Harvey’s short stories are dark, murderous and even at time slyly humorous, which you may find in this particular story. Quite a few of Harvey’s best tales are based around wanderings and the strange encounters that ensue.

Harvey was a doctor, even receiving the Albert Medal for Lifesaving when serving the Royal Navy during World War I, but turned to writing short stories when illness meant that he could no longer practice medicine.

Harvey’s ‘The Beast with Five Fingers’ inspired a film of the same name, released in 1946, directed by Robert Florey and starring Peter Lorre, but the film deviates from the source material quite a bit.

‘The Beast with Five Fingers’ by W. F. Harvey is in the Public Domain.

All of us at Mylocalradio.com hope that you enjoy this short story and have a fun, safe and exciting Halloween!

 

Chapter 1 – ‘The Beast with Five Fingers’ by W. F. Harvey,  Runtime: 16:02 (Audio from Librivox.org, read by Phil Chenevert. Public Domain)

Chapter 2 – ‘The Beast with Five Fingers’ by W. F. Harvey,  Runtime: 15:49 (Audio from Librivox.org, read by Phil Chenevert. Public Domain)

Chapter 3 – ‘The Beast with Five Fingers’ by W. F. Harvey,  Runtime: 20:07 (Audio from Librivox.org, read by Phil Chenevert.
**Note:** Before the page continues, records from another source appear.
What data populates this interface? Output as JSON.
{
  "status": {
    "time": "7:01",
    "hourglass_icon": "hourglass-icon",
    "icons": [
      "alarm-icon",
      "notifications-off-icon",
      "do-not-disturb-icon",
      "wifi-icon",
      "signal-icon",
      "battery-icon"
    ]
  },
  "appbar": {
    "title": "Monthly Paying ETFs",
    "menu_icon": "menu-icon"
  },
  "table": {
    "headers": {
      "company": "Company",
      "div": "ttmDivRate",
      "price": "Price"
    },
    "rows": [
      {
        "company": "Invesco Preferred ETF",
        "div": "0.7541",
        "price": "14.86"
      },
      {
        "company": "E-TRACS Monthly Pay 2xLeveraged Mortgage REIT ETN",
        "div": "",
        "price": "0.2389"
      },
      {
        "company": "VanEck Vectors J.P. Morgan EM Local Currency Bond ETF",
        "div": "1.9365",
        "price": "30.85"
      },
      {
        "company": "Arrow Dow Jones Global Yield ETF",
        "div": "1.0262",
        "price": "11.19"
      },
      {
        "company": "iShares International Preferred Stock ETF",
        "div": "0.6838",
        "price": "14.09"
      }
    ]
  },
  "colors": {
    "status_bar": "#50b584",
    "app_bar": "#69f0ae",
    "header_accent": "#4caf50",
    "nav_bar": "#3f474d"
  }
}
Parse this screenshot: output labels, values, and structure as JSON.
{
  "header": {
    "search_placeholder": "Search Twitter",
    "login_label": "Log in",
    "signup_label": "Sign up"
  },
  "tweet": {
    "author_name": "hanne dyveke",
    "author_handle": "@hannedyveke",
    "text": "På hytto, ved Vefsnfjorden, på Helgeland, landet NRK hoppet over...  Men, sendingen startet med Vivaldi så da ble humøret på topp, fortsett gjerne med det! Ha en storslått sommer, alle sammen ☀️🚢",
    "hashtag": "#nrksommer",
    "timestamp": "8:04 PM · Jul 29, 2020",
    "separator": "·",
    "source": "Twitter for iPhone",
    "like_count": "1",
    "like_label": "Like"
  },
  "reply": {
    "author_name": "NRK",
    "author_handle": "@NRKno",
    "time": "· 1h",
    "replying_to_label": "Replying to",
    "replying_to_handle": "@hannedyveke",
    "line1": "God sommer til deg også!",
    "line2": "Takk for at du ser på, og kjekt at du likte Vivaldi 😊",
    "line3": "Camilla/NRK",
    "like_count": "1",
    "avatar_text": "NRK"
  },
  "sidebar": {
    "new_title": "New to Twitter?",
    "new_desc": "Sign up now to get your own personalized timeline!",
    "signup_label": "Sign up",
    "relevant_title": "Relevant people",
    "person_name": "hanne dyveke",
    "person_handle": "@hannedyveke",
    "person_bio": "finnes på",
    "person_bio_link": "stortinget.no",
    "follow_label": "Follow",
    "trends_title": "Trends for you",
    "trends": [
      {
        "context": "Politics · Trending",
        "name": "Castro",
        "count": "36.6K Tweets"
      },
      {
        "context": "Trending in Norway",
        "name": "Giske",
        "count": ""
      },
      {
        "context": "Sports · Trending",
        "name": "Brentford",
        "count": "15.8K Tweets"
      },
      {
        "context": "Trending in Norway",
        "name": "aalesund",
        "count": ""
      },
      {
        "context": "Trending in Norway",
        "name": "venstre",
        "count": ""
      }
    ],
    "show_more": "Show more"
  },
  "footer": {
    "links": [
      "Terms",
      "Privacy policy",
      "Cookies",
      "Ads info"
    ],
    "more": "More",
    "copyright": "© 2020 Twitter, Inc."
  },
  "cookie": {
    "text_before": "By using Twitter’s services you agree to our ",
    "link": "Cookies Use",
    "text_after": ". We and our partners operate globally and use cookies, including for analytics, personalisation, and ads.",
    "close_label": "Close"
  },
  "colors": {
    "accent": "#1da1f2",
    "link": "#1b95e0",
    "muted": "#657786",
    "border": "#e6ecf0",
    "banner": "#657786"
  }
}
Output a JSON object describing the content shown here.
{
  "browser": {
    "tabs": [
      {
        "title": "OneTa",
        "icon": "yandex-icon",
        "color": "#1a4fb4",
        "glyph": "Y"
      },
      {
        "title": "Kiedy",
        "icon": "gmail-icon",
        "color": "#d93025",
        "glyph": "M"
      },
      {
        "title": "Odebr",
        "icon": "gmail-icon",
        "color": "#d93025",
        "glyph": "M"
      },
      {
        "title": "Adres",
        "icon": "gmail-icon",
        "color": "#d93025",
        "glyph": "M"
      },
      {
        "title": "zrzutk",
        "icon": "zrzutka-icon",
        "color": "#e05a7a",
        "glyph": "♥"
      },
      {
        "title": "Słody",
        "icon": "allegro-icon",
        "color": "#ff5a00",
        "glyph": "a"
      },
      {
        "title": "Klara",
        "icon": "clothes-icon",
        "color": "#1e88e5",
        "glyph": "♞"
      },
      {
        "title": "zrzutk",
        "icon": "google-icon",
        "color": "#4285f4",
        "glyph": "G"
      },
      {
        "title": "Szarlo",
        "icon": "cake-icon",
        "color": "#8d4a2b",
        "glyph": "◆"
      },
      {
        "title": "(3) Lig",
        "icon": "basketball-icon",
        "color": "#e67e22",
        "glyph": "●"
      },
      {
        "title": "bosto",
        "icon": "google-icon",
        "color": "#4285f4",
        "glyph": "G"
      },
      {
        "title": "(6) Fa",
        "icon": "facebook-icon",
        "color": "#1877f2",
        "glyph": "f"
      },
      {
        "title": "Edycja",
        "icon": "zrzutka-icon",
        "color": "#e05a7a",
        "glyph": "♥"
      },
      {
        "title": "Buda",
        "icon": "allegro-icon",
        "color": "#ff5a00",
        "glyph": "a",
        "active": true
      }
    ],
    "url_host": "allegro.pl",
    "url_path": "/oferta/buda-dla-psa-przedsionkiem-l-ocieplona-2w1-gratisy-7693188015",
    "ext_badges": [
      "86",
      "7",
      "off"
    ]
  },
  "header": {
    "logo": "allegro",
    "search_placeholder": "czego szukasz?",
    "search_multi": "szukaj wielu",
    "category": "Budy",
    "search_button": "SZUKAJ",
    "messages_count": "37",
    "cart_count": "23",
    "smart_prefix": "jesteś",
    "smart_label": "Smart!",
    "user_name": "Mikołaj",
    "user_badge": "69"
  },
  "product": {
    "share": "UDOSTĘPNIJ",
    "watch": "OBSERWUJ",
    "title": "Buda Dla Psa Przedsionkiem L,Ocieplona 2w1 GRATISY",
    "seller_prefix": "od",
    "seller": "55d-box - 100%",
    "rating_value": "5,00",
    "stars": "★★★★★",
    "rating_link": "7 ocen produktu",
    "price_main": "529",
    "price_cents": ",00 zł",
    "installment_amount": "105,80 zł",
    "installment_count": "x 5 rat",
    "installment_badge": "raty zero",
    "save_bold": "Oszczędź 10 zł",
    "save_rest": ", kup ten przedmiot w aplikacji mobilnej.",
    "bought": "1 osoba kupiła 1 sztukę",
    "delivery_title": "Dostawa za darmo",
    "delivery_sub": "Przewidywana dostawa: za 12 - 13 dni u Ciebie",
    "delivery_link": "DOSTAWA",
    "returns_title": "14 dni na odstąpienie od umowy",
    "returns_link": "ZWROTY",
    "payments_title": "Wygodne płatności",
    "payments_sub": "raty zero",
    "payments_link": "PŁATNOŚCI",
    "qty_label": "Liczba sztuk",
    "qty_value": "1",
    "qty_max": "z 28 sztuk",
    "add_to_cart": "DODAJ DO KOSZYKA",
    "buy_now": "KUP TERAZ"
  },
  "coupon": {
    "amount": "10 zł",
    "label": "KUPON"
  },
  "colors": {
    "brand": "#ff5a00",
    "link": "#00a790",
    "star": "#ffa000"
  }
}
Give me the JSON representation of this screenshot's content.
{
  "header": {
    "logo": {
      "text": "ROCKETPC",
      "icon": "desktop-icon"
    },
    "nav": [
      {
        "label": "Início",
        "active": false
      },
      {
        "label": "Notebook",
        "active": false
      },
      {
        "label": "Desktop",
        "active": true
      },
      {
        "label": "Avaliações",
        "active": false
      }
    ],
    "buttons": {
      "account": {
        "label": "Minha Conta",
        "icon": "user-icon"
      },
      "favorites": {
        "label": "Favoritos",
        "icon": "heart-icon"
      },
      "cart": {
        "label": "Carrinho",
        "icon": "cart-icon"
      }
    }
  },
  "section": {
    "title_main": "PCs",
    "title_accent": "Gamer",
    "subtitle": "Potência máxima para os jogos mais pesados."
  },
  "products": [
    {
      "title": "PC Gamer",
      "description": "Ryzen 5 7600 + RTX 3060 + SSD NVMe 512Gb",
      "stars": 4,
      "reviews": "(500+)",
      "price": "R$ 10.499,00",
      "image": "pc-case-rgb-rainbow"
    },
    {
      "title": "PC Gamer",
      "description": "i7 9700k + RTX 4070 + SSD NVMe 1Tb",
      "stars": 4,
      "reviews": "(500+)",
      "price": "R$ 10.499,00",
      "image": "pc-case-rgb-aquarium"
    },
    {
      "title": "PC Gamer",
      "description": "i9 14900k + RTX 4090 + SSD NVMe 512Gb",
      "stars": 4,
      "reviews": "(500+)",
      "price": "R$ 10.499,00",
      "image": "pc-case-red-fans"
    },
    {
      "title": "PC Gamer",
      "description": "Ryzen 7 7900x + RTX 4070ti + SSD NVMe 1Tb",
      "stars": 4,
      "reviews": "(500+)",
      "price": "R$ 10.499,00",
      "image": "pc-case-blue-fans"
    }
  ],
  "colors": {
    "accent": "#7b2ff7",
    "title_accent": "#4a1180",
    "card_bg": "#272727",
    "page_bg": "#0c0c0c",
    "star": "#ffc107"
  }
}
Public Domain)

Chapter 4 – ‘The Beast with Five Fingers’ by W. F. Harvey,  Runtime: 16:48 (Audio from Librivox.org, read by Phil Chenevert. Public Domain)